WASHINGTON -- Despite high expectations heading into Tuesday's election, independent candidates did not upend most of the competitive Senate and gubernatorial contests in which they had threatened to sway the outcome.
Support for third-party or independent candidates tends to drop off in the latter stages of a campaign, as their supporters realize they're not likely to win. However, candidates in a swath of races were polling with such high numbers ahead of Tuesday that various media outlets wondered whether they might scramble the terrain as the GOP attempted to flip the Senate.
Yet despite the pre-Election Day buzz, independent and third-party candidates ultimately didn't make as much of a difference this year as they did in, say, 2012, when libertarians provided the margin of victory for Democrats in two crucial Senate contests.
This year's highest-profile race for independent candidates was in Kansas, where Greg Orman disappointed Democrats who hoped that he would unseat Republican Sen. Pat Roberts and caucus with them. Ahead of the election, HuffPost Pollster's model had Orman gaining 45 percent of the vote, but in fact he fell short of that, dispelling Republican fears that they might lose a seat in a deep-red state.
Ronald Rapoport, a professor of American politics at the College of William and Mary, suggested that Orman's strategy of distancing himself from both parties hurt him in the end.
"There's a tipping point for independent candidates when they are not viewed as likely to win," Rapoport told The Huffington Post. "One problem is they're sort of in the middle, and that is a strategy that almost always leads to a diminution in their vote."

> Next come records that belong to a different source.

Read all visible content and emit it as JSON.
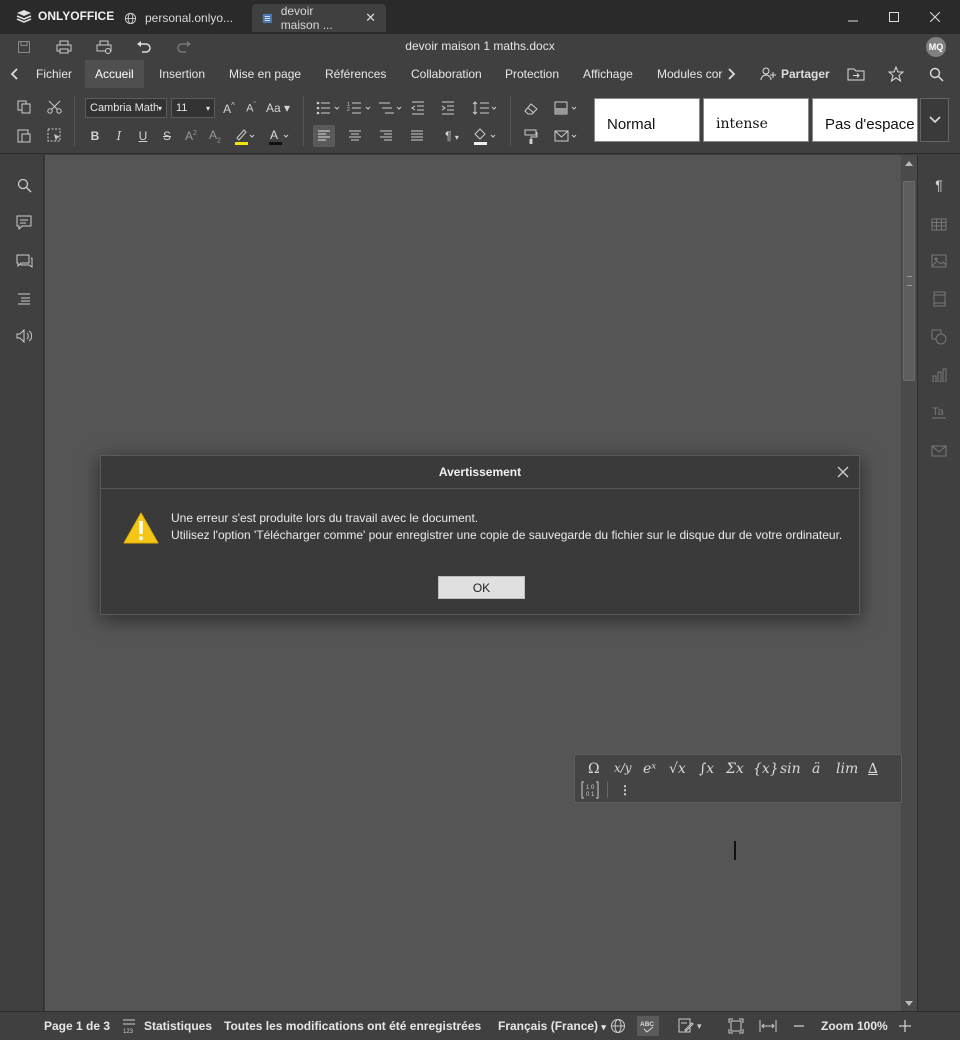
{
  "titlebar": {
    "brand": "ONLYOFFICE",
    "tabs": [
      {
        "label": "personal.onlyo..."
      },
      {
        "label": "devoir maison ..."
      }
    ],
    "window_buttons": [
      "minimize",
      "maximize",
      "close"
    ]
  },
  "quickbar": {
    "doc_title": "devoir maison 1 maths.docx",
    "avatar_initials": "MQ"
  },
  "menubar": {
    "items": [
      "Fichier",
      "Accueil",
      "Insertion",
      "Mise en page",
      "Références",
      "Collaboration",
      "Protection",
      "Affichage",
      "Modules cor"
    ],
    "active": "Accueil",
    "share_label": "Partager"
  },
  "toolbar": {
    "font_name": "Cambria Math",
    "font_size": "11",
    "styles": [
      "Normal",
      "intense",
      "Pas d'espace"
    ]
  },
  "equation_toolbar": {
    "items": [
      "Ω",
      "x/y",
      "eˣ",
      "√x",
      "∫x",
      "Σx",
      "{x}",
      "sin",
      "ä",
      "lim",
      "∆"
    ]
  },
  "dialog": {
    "title": "Avertissement",
    "line1": "Une erreur s'est produite lors du travail avec le document.",
    "line2": "Utilisez l'option 'Télécharger comme' pour enregistrer une copie de sauvegarde du fichier sur le disque dur de votre ordinateur.",
    "ok_label": "OK"
  },
  "statusbar": {
    "page": "Page 1 de 3",
    "stats": "Statistiques",
    "saved": "Toutes les modifications ont été enregistrées",
    "language": "Français (France)",
    "zoom": "Zoom 100%"
  },
  "colors": {
    "accent_warning": "#f5c518",
    "canvas_bg": "#555555",
    "chrome_bg": "#404040"
  }
}
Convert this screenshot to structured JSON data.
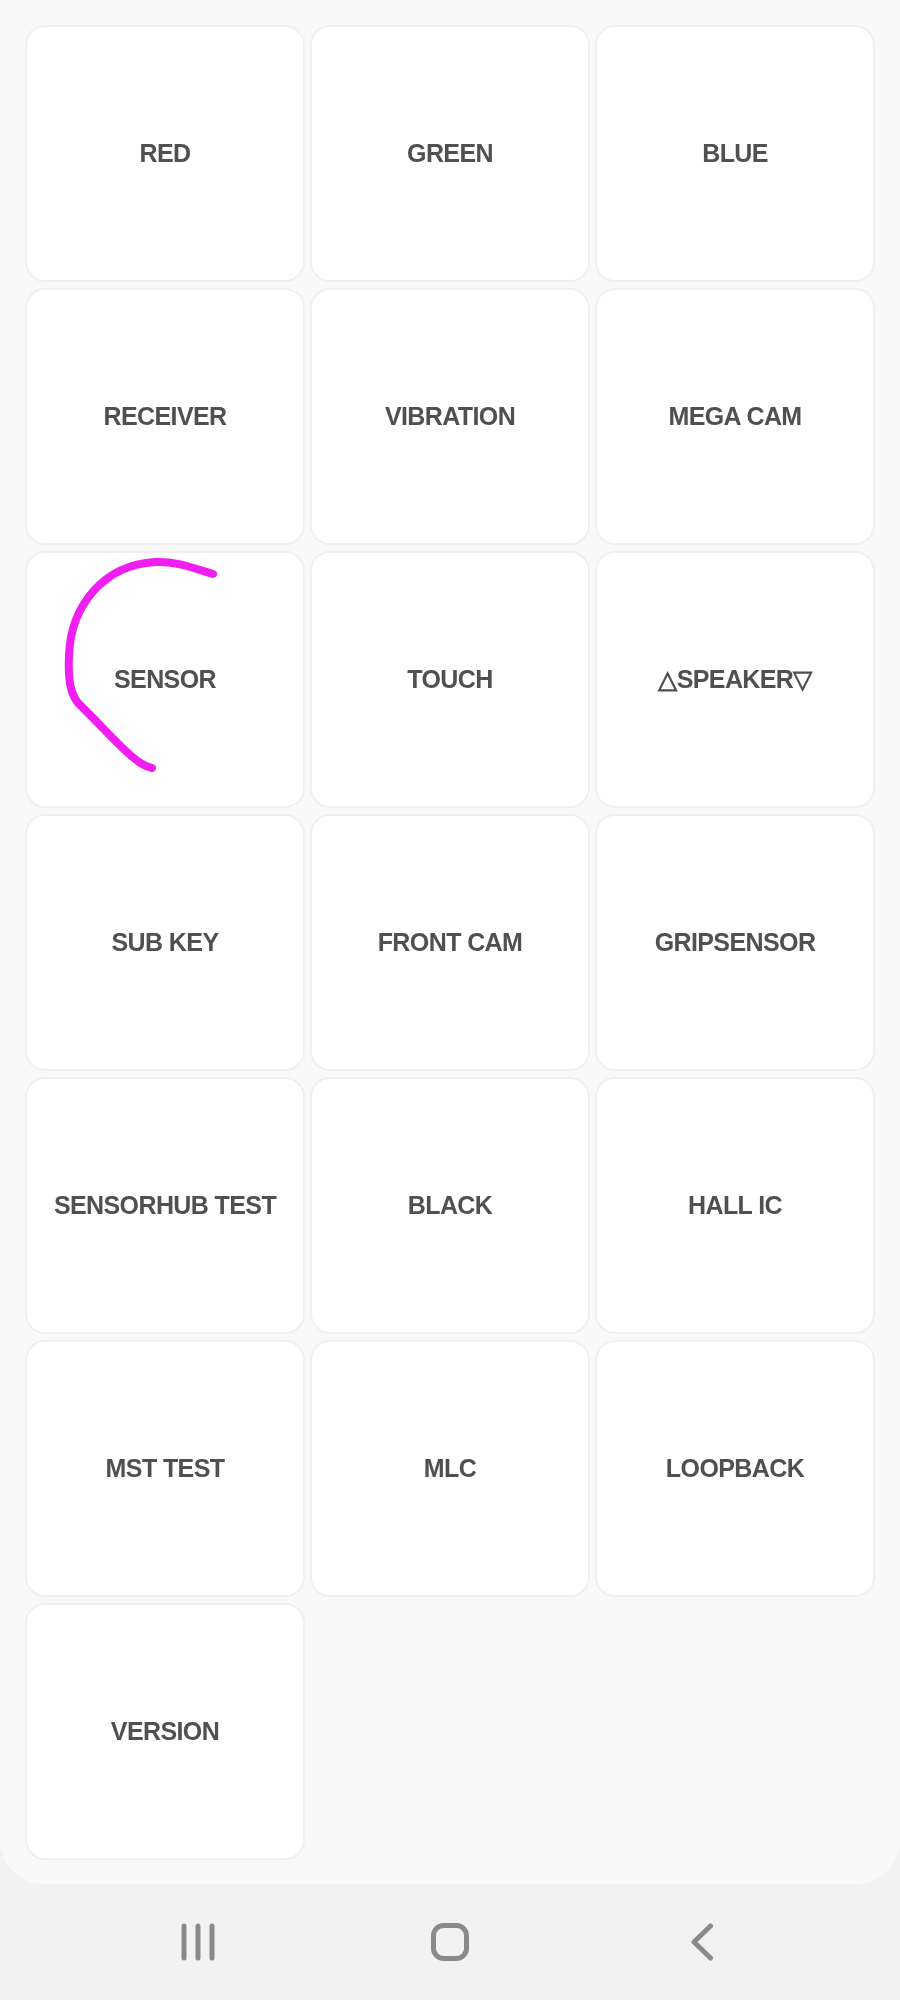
{
  "tiles": [
    {
      "label": "RED"
    },
    {
      "label": "GREEN"
    },
    {
      "label": "BLUE"
    },
    {
      "label": "RECEIVER"
    },
    {
      "label": "VIBRATION"
    },
    {
      "label": "MEGA CAM"
    },
    {
      "label": "SENSOR"
    },
    {
      "label": "TOUCH"
    },
    {
      "label": "△SPEAKER▽"
    },
    {
      "label": "SUB KEY"
    },
    {
      "label": "FRONT CAM"
    },
    {
      "label": "GRIPSENSOR"
    },
    {
      "label": "SENSORHUB TEST"
    },
    {
      "label": "BLACK"
    },
    {
      "label": "HALL IC"
    },
    {
      "label": "MST TEST"
    },
    {
      "label": "MLC"
    },
    {
      "label": "LOOPBACK"
    },
    {
      "label": "VERSION"
    }
  ],
  "nav_bar": [
    {
      "kind": "recents"
    },
    {
      "kind": "home"
    },
    {
      "kind": "back"
    }
  ]
}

In South Dakota's Senate race, former Sen. Larry Pressler, who represented the state in Congress as a Republican for many years, took 17 percent of the vote running as an independent. Pressler finished third, behind Democrat Rick Weiland's 29 percent and former Republican Gov. Mike Rounds, who won with 50 percent. In a year in which Republican Senate candidates dominated, it's unclear whether Weiland would have beat Rounds even without Pressler on the ballot.
A similar dynamic played out in Maine's gubernatorial race, where Republican Gov. Paul LePage beat Democratic Rep. Michael Michaud 48 percent to 43 percent. Independent candidate Eliot Cutler trailed with 8 percent of the vote.
Cutler had held a news conference last week where he urged his supporters to "vote their conscience" if they thought he couldn't win, and the state's independent Sen. Angus King switched his endorsement from Cutler to Michaud ahead of the Tuesday vote. Yet the Democrat ultimately wasn't able to unseat one of the nation's least popular governors.
"Cutler made a very ambiguous statement" in telling his supporters to vote their conscience, said Kenneth Palmer, professor emeritus of political science at the University of Maine. "I think a lot of people, including myself, thought that would put Michaud in a very good position. LePage's support was probably deeper than we realized. Probably, more of Cutler's supporters went over to LePage than was earlier thought."
"It's a possibility that LePage could have won even if Cutler was out of the race," Palmer suggested.
In North Carolina, state House Speaker Thom Tillis (R) unseated Sen. Kay Hagan (D) by a margin of less than what marijuana-smoking libertarian pizza deliveryman Sean Haugh received. The American Future Fund, a conservative group without a history of advocating for marijuana legalization, ran pro-Haugh ads in the waning days of the race, presumably in an effort to steal youth votes from Hagan. And the Democratic senator did indeed experience a steep drop-off among young voters as compared to 2008.
Mac McCorkle, a onetime Democratic strategist for former North Carolina Govs. Bev Perdue and Mike Easley and now an associate professor at Duke's Sanford School of Public Policy, argued that Haugh's actual impact on the race appeared to be negligible.
"It doesn't look like he turned out to be a factor," McCorkle told HuffPost. "When you get to 2 and 3 percent among these independent candidates, it's a little hard to tell where those votes are actually coming from."
"Hagan's more overwhelming problem was lack of youth turnout," McCorkle added. "The real question was, 'Was Hagan going to defy gravity?' And she almost did."
One electoral success for independent candidates was in Alaska, where a unity ticket consisting of independent Bill Walker and Democrat Byron Mallot beat Republican Gov. Sean Parnell. That race, however, was complicated by former Alaska Gov. Sarah Palin's endorsement of Walker's campaign and the Democratic Party's decision not to field a candidate.
In Virginia's Senate contest, which Republican Ed Gillespie conceded to Democratic Sen. Mark Warner on Friday, the precise impact of the independent candidate appears murky. Independent Robert Sarvis got 2.5 percent of the vote, a greater amount than the 0.8 percent separating Warner and Gillespie as of Friday. Sarvis' supporters were evenly split between those who identify as conservative, moderate and liberal in an NBC News exit poll, but it does appear that more of his support came from Republicans than Democrats. Gillespie may have reason to wonder whether he would have beaten Warner had Sarvis not been a factor.